Exercise instructions:
The required output is every record, written out exactly.

Data excerpts:
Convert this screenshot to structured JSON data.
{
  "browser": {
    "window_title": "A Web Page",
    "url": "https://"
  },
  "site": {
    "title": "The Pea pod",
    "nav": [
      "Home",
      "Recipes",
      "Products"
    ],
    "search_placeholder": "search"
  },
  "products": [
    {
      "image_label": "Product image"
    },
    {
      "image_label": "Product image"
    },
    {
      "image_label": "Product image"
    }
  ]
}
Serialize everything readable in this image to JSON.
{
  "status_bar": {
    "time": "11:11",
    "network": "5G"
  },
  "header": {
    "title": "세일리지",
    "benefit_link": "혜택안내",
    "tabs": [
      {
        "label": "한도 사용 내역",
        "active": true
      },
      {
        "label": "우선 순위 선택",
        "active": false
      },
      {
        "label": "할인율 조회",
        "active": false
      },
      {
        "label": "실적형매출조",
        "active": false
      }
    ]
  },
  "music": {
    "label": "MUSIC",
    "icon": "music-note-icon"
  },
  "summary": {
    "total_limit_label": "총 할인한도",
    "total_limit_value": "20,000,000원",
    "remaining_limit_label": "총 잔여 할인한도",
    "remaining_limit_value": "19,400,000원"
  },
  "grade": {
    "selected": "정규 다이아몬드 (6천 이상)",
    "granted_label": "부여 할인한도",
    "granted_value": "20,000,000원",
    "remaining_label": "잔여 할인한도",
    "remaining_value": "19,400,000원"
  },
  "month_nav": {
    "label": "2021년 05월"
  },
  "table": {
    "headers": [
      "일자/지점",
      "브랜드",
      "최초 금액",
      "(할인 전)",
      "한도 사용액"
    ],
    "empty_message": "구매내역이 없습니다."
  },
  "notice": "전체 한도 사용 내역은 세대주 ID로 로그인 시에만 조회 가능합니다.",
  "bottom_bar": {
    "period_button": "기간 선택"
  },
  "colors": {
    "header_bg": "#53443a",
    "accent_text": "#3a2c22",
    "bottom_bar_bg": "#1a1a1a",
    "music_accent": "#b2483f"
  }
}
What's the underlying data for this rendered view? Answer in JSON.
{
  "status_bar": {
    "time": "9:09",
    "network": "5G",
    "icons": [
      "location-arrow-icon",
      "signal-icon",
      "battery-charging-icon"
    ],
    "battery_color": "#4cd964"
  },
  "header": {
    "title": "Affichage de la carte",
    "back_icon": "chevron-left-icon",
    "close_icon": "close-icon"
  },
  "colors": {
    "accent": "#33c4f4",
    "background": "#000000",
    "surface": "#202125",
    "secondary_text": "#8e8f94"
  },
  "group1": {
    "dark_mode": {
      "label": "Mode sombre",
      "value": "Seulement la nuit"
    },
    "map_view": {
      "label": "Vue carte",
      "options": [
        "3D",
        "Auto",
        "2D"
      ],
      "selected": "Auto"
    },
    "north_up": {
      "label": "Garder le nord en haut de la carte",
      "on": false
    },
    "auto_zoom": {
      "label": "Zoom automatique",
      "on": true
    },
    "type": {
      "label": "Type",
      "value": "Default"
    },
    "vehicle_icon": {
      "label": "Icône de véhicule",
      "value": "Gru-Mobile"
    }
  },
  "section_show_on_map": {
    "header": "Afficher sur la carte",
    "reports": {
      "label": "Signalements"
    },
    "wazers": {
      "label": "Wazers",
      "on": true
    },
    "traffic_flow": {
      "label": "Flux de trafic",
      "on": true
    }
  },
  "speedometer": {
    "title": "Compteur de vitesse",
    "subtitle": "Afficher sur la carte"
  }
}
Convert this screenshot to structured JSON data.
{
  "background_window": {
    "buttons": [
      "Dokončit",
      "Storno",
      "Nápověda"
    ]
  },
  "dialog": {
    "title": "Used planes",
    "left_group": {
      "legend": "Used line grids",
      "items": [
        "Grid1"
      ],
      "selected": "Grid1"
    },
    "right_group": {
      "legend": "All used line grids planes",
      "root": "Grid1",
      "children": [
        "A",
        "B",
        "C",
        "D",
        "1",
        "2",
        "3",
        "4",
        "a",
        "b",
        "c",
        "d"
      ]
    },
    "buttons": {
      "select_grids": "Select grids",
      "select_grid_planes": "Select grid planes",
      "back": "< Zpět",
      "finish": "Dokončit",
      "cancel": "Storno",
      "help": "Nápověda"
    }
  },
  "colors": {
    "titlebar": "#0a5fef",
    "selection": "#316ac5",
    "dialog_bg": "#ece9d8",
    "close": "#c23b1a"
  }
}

Answer to this task:
Convert this screenshot to structured JSON data.
{
  "browser": {
    "window_title": "A Web Page",
    "url": "https://"
  },
  "site": {
    "title": "The Pea pod",
    "nav": [
      "Home",
      "Recipes",
      "Products"
    ],
    "search_placeholder": "search"
  },
  "products": [
    {
      "image_label": "Product image"
    },
    {
      "image_label": "Product image"
    },
    {
      "image_label": "Product image"
    }
  ]
}
Serialize everything readable in this image to JSON.
{
  "status_bar": {
    "time": "11:11",
    "network": "5G"
  },
  "header": {
    "title": "세일리지",
    "benefit_link": "혜택안내",
    "tabs": [
      {
        "label": "한도 사용 내역",
        "active": true
      },
      {
        "label": "우선 순위 선택",
        "active": false
      },
      {
        "label": "할인율 조회",
        "active": false
      },
      {
        "label": "실적형매출조",
        "active": false
      }
    ]
  },
  "music": {
    "label": "MUSIC",
    "icon": "music-note-icon"
  },
  "summary": {
    "total_limit_label": "총 할인한도",
    "total_limit_value": "20,000,000원",
    "remaining_limit_label": "총 잔여 할인한도",
    "remaining_limit_value": "19,400,000원"
  },
  "grade": {
    "selected": "정규 다이아몬드 (6천 이상)",
    "granted_label": "부여 할인한도",
    "granted_value": "20,000,000원",
    "remaining_label": "잔여 할인한도",
    "remaining_value": "19,400,000원"
  },
  "month_nav": {
    "label": "2021년 05월"
  },
  "table": {
    "headers": [
      "일자/지점",
      "브랜드",
      "최초 금액",
      "(할인 전)",
      "한도 사용액"
    ],
    "empty_message": "구매내역이 없습니다."
  },
  "notice": "전체 한도 사용 내역은 세대주 ID로 로그인 시에만 조회 가능합니다.",
  "bottom_bar": {
    "period_button": "기간 선택"
  },
  "colors": {
    "header_bg": "#53443a",
    "accent_text": "#3a2c22",
    "bottom_bar_bg": "#1a1a1a",
    "music_accent": "#b2483f"
  }
}
What's the underlying data for this rendered view? Answer in JSON.
{
  "status_bar": {
    "time": "9:09",
    "network": "5G",
    "icons": [
      "location-arrow-icon",
      "signal-icon",
      "battery-charging-icon"
    ],
    "battery_color": "#4cd964"
  },
  "header": {
    "title": "Affichage de la carte",
    "back_icon": "chevron-left-icon",
    "close_icon": "close-icon"
  },
  "colors": {
    "accent": "#33c4f4",
    "background": "#000000",
    "surface": "#202125",
    "secondary_text": "#8e8f94"
  },
  "group1": {
    "dark_mode": {
      "label": "Mode sombre",
      "value": "Seulement la nuit"
    },
    "map_view": {
      "label": "Vue carte",
      "options": [
        "3D",
        "Auto",
        "2D"
      ],
      "selected": "Auto"
    },
    "north_up": {
      "label": "Garder le nord en haut de la carte",
      "on": false
    },
    "auto_zoom": {
      "label": "Zoom automatique",
      "on": true
    },
    "type": {
      "label": "Type",
      "value": "Default"
    },
    "vehicle_icon": {
      "label": "Icône de véhicule",
      "value": "Gru-Mobile"
    }
  },
  "section_show_on_map": {
    "header": "Afficher sur la carte",
    "reports": {
      "label": "Signalements"
    },
    "wazers": {
      "label": "Wazers",
      "on": true
    },
    "traffic_flow": {
      "label": "Flux de trafic",
      "on": true
    }
  },
  "speedometer": {
    "title": "Compteur de vitesse",
    "subtitle": "Afficher sur la carte"
  }
}
Convert this screenshot to structured JSON data.
{
  "background_window": {
    "buttons": [
      "Dokončit",
      "Storno",
      "Nápověda"
    ]
  },
  "dialog": {
    "title": "Used planes",
    "left_group": {
      "legend": "Used line grids",
      "items": [
        "Grid1"
      ],
      "selected": "Grid1"
    },
    "right_group": {
      "legend": "All used line grids planes",
      "root": "Grid1",
      "children": [
        "A",
        "B",
        "C",
        "D",
        "1",
        "2",
        "3",
        "4",
        "a",
        "b",
        "c",
        "d"
      ]
    },
    "buttons": {
      "select_grids": "Select grids",
      "select_grid_planes": "Select grid planes",
      "back": "< Zpět",
      "finish": "Dokončit",
      "cancel": "Storno",
      "help": "Nápověda"
    }
  },
  "colors": {
    "titlebar": "#0a5fef",
    "selection": "#316ac5",
    "dialog_bg": "#ece9d8",
    "close": "#c23b1a"
  }
}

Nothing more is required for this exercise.